Dataset excerpts
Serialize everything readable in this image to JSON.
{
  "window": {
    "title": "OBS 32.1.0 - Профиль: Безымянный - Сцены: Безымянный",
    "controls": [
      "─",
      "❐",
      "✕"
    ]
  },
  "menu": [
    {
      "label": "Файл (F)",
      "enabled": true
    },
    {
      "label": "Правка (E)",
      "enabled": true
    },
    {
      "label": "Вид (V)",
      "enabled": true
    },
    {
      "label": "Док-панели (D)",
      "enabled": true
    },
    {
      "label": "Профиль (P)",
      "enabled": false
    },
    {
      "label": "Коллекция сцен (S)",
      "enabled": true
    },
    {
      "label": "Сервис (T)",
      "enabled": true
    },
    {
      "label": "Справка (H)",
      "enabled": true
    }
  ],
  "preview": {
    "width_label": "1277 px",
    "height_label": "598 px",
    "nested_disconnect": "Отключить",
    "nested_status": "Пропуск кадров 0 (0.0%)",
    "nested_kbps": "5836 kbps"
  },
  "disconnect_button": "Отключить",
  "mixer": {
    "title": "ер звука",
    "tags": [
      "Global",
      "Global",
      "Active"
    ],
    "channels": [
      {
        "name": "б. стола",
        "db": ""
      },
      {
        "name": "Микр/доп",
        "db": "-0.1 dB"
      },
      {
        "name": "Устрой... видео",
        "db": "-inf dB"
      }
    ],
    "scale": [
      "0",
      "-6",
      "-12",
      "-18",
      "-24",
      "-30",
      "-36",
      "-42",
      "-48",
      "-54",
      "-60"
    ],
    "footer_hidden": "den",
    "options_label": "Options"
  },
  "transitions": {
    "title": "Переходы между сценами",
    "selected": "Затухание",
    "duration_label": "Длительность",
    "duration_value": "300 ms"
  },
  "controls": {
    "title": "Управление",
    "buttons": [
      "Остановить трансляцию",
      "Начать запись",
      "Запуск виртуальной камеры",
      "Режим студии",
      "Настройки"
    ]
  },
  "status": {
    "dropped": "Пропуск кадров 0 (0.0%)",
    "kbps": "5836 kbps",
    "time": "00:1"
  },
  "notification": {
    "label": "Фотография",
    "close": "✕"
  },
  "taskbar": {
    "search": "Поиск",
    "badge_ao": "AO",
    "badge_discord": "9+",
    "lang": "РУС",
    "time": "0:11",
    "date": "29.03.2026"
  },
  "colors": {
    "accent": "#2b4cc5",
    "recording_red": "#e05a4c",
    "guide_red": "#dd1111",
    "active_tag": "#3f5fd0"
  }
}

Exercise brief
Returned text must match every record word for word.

Reply
Serialize everything readable in this image to JSON.
{
  "window": {
    "title": "OBS 32.1.0 - Профиль: Безымянный - Сцены: Безымянный",
    "controls": [
      "─",
      "❐",
      "✕"
    ]
  },
  "menu": [
    {
      "label": "Файл (F)",
      "enabled": true
    },
    {
      "label": "Правка (E)",
      "enabled": true
    },
    {
      "label": "Вид (V)",
      "enabled": true
    },
    {
      "label": "Док-панели (D)",
      "enabled": true
    },
    {
      "label": "Профиль (P)",
      "enabled": false
    },
    {
      "label": "Коллекция сцен (S)",
      "enabled": true
    },
    {
      "label": "Сервис (T)",
      "enabled": true
    },
    {
      "label": "Справка (H)",
      "enabled": true
    }
  ],
  "preview": {
    "width_label": "1277 px",
    "height_label": "598 px",
    "nested_disconnect": "Отключить",
    "nested_status": "Пропуск кадров 0 (0.0%)",
    "nested_kbps": "5836 kbps"
  },
  "disconnect_button": "Отключить",
  "mixer": {
    "title": "ер звука",
    "tags": [
      "Global",
      "Global",
      "Active"
    ],
    "channels": [
      {
        "name": "б. стола",
        "db": ""
      },
      {
        "name": "Микр/доп",
        "db": "-0.1 dB"
      },
      {
        "name": "Устрой... видео",
        "db": "-inf dB"
      }
    ],
    "scale": [
      "0",
      "-6",
      "-12",
      "-18",
      "-24",
      "-30",
      "-36",
      "-42",
      "-48",
      "-54",
      "-60"
    ],
    "footer_hidden": "den",
    "options_label": "Options"
  },
  "transitions": {
    "title": "Переходы между сценами",
    "selected": "Затухание",
    "duration_label": "Длительность",
    "duration_value": "300 ms"
  },
  "controls": {
    "title": "Управление",
    "buttons": [
      "Остановить трансляцию",
      "Начать запись",
      "Запуск виртуальной камеры",
      "Режим студии",
      "Настройки"
    ]
  },
  "status": {
    "dropped": "Пропуск кадров 0 (0.0%)",
    "kbps": "5836 kbps",
    "time": "00:1"
  },
  "notification": {
    "label": "Фотография",
    "close": "✕"
  },
  "taskbar": {
    "search": "Поиск",
    "badge_ao": "AO",
    "badge_discord": "9+",
    "lang": "РУС",
    "time": "0:11",
    "date": "29.03.2026"
  },
  "colors": {
    "accent": "#2b4cc5",
    "recording_red": "#e05a4c",
    "guide_red": "#dd1111",
    "active_tag": "#3f5fd0"
  }
}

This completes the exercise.